The lines you return must be all those in the data that hold the string "Углы".

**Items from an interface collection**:
Content starts

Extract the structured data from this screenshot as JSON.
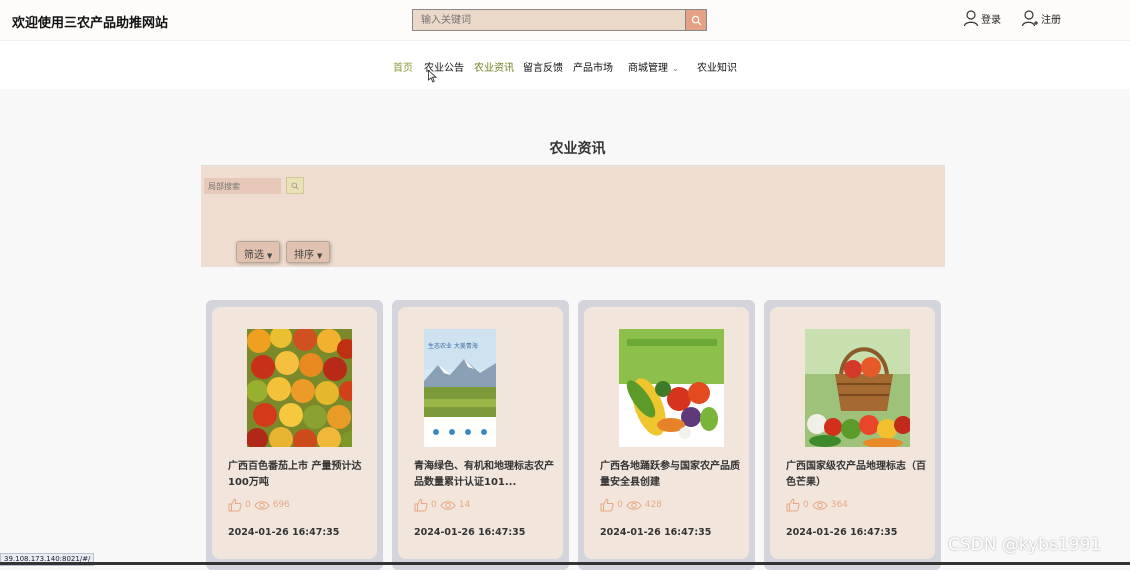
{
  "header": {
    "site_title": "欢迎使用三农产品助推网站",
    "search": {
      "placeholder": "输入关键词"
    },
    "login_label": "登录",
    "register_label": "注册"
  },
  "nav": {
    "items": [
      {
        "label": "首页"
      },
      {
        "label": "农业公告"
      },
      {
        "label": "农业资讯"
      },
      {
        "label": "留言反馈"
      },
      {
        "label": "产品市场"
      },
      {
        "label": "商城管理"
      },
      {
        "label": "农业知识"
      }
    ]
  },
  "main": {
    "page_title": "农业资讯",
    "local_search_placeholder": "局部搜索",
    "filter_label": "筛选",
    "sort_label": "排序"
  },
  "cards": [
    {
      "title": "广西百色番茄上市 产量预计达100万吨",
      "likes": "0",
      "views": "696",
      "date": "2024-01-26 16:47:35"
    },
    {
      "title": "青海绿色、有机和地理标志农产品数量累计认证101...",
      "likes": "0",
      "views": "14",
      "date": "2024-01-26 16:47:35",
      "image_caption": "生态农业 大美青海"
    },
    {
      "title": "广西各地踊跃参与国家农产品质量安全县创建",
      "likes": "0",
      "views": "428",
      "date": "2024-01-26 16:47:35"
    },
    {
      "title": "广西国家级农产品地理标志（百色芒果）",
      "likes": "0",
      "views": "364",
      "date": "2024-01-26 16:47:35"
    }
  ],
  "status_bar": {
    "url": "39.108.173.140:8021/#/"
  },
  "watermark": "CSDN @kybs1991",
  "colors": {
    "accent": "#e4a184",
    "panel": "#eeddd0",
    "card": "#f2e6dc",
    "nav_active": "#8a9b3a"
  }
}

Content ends
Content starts

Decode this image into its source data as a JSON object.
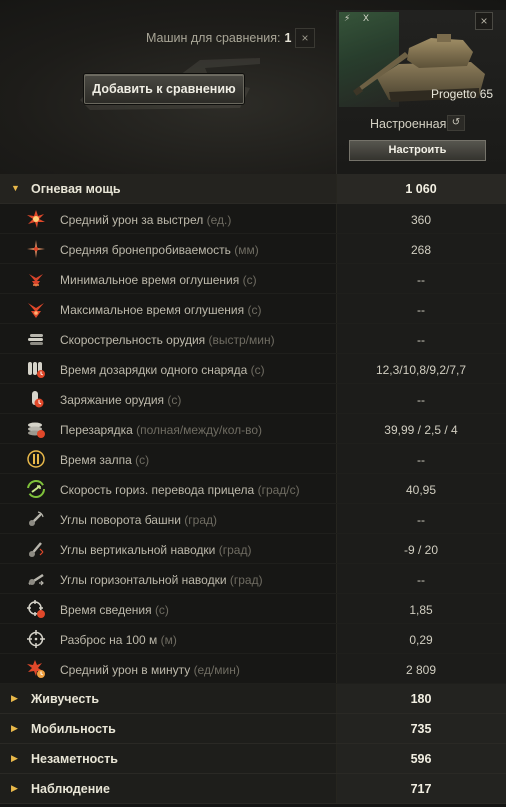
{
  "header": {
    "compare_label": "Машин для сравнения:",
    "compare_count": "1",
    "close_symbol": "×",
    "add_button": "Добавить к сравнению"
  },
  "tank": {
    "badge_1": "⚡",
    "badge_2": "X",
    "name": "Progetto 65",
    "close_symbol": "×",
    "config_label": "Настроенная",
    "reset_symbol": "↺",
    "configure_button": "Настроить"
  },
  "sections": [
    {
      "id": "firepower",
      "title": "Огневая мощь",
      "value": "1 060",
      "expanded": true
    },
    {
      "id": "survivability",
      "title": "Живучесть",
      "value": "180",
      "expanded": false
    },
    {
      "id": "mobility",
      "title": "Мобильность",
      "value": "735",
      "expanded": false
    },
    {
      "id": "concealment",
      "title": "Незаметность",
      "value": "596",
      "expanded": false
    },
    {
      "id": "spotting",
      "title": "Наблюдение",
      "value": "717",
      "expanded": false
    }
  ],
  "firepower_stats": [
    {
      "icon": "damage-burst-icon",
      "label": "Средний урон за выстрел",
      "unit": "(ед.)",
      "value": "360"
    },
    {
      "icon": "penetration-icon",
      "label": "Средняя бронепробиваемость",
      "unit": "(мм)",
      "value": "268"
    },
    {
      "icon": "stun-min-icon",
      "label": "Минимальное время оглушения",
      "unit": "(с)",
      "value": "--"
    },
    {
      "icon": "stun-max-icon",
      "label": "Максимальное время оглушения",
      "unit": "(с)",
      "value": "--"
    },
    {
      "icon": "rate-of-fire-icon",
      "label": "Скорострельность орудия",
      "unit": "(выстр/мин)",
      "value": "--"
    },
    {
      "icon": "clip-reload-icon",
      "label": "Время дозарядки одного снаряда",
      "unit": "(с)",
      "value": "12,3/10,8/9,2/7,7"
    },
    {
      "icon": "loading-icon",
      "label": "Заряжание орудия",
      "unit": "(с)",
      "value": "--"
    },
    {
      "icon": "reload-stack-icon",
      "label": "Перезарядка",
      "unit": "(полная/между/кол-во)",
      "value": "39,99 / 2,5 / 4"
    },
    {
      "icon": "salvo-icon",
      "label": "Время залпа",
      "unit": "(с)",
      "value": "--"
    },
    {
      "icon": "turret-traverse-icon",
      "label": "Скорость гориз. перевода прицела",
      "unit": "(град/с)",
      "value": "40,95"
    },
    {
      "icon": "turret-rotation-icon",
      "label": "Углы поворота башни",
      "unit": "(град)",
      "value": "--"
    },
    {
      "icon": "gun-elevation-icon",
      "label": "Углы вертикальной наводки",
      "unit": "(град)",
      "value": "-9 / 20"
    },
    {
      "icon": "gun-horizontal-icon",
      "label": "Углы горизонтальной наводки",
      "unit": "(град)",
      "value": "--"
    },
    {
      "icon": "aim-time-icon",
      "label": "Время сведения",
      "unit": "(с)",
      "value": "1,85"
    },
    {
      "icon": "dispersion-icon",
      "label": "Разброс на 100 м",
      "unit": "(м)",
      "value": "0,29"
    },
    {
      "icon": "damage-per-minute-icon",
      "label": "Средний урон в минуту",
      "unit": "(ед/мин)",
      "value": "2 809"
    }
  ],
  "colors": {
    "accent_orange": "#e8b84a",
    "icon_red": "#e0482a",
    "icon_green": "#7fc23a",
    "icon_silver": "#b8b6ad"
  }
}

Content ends

**Solution for this exercise**:
      "label": "Углы поворота башни",
      "label": "Углы вертикальной наводки",
      "label": "Углы горизонтальной наводки",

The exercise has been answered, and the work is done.